Once a heart has stopped beating, says Cohn, there is only a very short time in which to get it removed from the body, restarted, and prepared for transport and transplantation before it deteriorates so much that it’s useless for a transplant – and the only chance of everything happening within the right timespan is in an operating theatre. Somebody who dies outside a hospital is extremely unlikely to be able to provide a heart for transplantation because of the delay involved. “Does that mean you can take a dead guy…whose heart has stopped beating, and resuscitate it and use it?” says Cohn. “Yes, if you can get his chest open and get his heart out within three minutes. This patient [the Australian researchers] did it on was in the operating room with his chest open with people standing around waiting for him to die.”
Beating hearts are normally taken from brain-dead people and kept on ice for a few hours before they are transplanted into patients. They are only kept on ice if it’s necessary to transport them (which, admittedly, it usually is). The quicker a heart can be transplanted, the better.
The law that defined ‘brain death’ wasn’t passed until 1981. In the USA’s Uniform Determination of Death Act, brain death is described as the following: if the brain has been irreversibly destroyed and the patient can only survive with the help of life support, or even if the person still has a living brainstem (has a heartbeat and is still breathing unaided) but the cerebrum has been destroyed, that person is dead. In the UK, as of 1995, a person is declared dead if they no longer have any activity in their brainstem.

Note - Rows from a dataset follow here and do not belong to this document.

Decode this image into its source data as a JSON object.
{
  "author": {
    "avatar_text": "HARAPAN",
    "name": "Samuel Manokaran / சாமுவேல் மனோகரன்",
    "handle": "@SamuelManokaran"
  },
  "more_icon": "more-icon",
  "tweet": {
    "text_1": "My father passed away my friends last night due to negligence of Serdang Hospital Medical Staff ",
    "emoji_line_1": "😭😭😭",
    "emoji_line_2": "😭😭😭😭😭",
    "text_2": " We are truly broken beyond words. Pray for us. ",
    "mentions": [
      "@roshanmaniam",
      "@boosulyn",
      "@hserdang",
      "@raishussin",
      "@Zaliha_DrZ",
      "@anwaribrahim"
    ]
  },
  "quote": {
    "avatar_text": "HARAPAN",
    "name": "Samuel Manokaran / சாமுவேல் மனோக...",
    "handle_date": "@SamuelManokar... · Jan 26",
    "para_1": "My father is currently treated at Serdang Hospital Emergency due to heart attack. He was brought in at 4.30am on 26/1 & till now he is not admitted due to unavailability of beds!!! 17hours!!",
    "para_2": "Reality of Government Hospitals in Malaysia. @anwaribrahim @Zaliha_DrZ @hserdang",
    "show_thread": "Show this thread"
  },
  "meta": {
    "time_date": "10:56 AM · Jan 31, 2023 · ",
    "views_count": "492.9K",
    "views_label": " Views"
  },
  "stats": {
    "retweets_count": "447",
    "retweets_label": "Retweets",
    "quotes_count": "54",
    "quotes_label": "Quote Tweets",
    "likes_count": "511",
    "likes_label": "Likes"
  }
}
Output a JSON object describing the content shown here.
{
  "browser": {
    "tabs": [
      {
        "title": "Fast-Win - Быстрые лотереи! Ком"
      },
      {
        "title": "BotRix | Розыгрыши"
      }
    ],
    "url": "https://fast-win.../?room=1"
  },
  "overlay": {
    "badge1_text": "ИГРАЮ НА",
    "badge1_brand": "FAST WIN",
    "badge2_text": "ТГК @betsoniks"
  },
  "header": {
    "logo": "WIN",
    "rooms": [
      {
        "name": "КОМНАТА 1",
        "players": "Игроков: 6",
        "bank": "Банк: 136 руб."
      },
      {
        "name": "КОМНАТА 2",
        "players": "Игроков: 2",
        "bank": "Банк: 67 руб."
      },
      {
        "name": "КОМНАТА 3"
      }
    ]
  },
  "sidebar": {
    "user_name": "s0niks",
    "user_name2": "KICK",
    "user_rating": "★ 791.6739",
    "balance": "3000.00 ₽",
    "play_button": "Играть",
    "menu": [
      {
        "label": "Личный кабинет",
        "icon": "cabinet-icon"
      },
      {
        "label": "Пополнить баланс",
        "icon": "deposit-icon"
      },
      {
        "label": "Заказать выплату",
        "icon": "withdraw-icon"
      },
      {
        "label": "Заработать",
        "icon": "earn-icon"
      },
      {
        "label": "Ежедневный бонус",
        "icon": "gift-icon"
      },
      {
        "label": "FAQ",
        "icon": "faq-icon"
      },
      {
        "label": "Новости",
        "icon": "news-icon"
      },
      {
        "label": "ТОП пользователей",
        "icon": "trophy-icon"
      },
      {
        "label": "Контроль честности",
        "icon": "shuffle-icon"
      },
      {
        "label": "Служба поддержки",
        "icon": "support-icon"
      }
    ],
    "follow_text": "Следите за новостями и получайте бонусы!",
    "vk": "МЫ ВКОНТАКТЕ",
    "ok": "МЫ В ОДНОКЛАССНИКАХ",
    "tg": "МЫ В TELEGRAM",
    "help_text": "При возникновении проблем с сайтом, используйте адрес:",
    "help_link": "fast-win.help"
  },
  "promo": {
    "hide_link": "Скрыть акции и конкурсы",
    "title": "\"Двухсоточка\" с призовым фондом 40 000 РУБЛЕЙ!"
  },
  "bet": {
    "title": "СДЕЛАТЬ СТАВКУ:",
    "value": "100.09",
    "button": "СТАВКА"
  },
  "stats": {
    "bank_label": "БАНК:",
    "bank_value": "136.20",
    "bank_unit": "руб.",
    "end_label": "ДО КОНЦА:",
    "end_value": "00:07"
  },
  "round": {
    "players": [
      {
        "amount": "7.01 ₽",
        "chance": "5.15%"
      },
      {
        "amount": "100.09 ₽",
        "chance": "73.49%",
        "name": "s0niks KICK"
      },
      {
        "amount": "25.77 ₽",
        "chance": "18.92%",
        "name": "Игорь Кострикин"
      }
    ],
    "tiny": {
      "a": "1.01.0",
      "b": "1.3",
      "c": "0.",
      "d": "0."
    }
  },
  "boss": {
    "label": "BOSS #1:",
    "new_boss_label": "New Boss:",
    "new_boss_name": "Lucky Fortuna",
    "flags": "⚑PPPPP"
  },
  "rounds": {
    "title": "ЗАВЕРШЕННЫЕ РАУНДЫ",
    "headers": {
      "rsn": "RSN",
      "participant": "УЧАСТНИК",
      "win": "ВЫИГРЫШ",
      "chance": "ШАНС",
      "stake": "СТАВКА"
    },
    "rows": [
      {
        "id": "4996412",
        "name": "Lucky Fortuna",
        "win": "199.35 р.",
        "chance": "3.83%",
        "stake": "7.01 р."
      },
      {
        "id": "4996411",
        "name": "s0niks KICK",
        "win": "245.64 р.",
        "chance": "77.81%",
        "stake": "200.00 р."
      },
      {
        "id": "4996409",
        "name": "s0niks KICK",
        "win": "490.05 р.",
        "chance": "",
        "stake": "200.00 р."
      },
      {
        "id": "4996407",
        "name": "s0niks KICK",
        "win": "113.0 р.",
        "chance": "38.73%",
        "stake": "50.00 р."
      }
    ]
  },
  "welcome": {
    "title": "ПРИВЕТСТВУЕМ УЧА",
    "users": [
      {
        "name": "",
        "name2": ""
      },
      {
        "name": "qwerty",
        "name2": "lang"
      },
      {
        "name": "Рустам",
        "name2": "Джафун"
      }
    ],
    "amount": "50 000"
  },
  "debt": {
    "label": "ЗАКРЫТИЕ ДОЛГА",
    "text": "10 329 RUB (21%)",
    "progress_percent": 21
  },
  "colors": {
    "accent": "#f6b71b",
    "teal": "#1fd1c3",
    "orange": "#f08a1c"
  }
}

The definition of ‘death’ differs in some countries, such as Pakistan or Romania; there, if someone’s brain is irreversibly dead and they have no brain activity or blood supply to their brain, but their heart is beating, they are still classified as alive. Heart transplants are not performed in these parts of the world.
Although the revived heart made global headlines, the method is unlikely to greatly increase – or even double – the donor heart pool. The demand for heart transplants exceeds supply by about 2,000 hearts per year, but as Cohn says, “there aren’t 2,000 people who die with their chest open in the operating room”.
“If you actually had [a] cardiac arrest and your heart stopped at home, and you called the ambulance – by the time they get there, the heart’s not usable,” he explains. “Really, once a heart stops and isn’t getting oxygen, irreversible things start to happen. We’ve had patients that have gotten CPR for 35 or 40 minutes and come back, but the CPR keeps blood going and pumping oxygen into them. If you’re just lying there dead, with no blood circulating or no oxygen, after five minutes or ten minutes it’d be hard to have a usable heart.”
There are simply not enough biological hearts to go round, and it doesn’t look as though that will change any time soon. That’s why scientists all over the world are still so keen to build a device that could be taken off a shelf and sewn into somebody: a total artificial heart.